How to Avoid Melt Downs
by Amy Egan
So often I hear complaints from parents about their children’s reactions to limits and consequences. Parents are hurt, surprised, outraged, incensed, annoyed, insulted and/or angered that their child throws a fit when given a perfectly appropriate limit. Because the child’s or teen’s reaction causes discomfort to the parent, the parent, often unconsciously, avoids any situation in which they may have to experience a kid’s wrath. What ends up happening is the parent tries to present a limit to their child with kid gloves on – hoping to make the limit palatable to the child/teen. The mother knows she needs to hold the kid accountable but wants to avoid the charged emotions that usually follow. The father does not want to be walked on by his kids but hates drama.
When we parent from the perspective of avoiding the melt downs, we hand our kiddos the reigns. When they have the reigns, they know it. When they know they have the reigns and we try to implement limits and consequences, we get even more push back. When we get more push back we are tempted to back off. When we back off we give our kids even more of our control. We then feel resentful, frustrated and angry that our kids are ‘out of control’.
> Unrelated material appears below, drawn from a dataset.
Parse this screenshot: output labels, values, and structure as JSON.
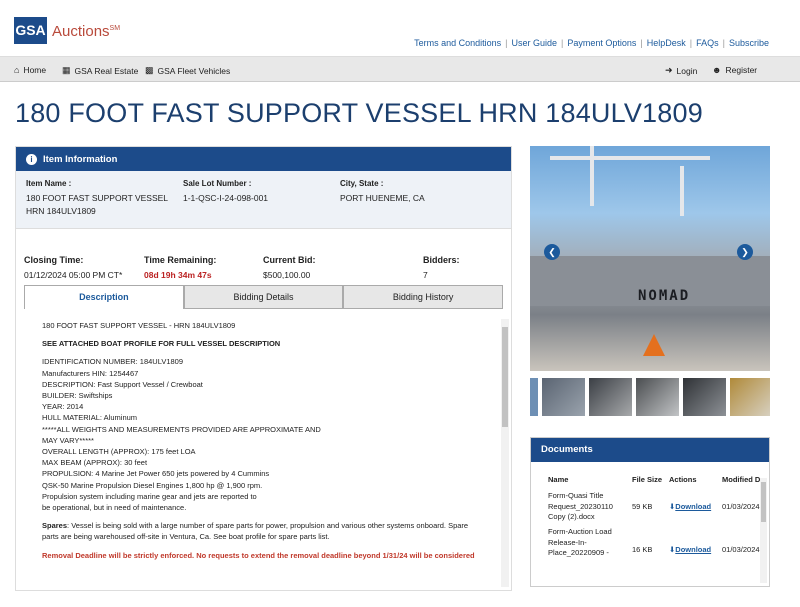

There is a better way and it begins with our thoughts. When we change the way we view toddlers’ tantrums to the way we see our teens’ anger, we are able to completely shift the balance of power and the reigns come are back in our hands. If we just allow our kids to have their emotions and realize it is not our job as parents to work them through those emotions, we become okay with them not being happy with us. When we understand that we are not responsible for fixing the fit, we can lean back and relax. (You may need to remove the child so they can have their melt down where they will not disturb others or you may want to remove yourself so your teen doesn’t have the opportunity to attempt to manipulate you by wearing you down.)
When we are able to hold them accountable without flinching or letting them push our buttons, we get back the control that belongs to us. When we have the right amount of parental control, we get more respect from them. When they respect us, we get happier, more confident kids.
Oh, and one essential tip for not getting caught up in the wrath being thrown at you is to never allow yourself to fall into the argument trap. To do this:
- never take what a child or teen says personally when they are trying to get you to change your mind
- rather than argue with them respond with a one-liner such as “I know”, “Love you too much to argue” or “nice try”
- do not defend yourself!
The bottom line; there is no reason to parent on egg shells!!
~ Happy Parenting
“I hate you from a child is translation for ‘I’m so mad that I can’t manipulate you right now!'” Foster Cline, MD, co-founder of the Love and Logic parenting method.
“In order to be a really good parent you have to be willing to be hated sometimes.” Boundaries with Kids, Dr. Henry Cloud and Dr. John Townsend.
Amy Egan is a parenting consultant and life coach. She coaches privately, loves to speak to parent organizations and hosts several weekly life coaching groups for women and moms. If you are interested in private or group coaching contact Amy at firstname.lastname@example.org or Like her parenting page on Facebook. Amy Egan – Texas Parenting.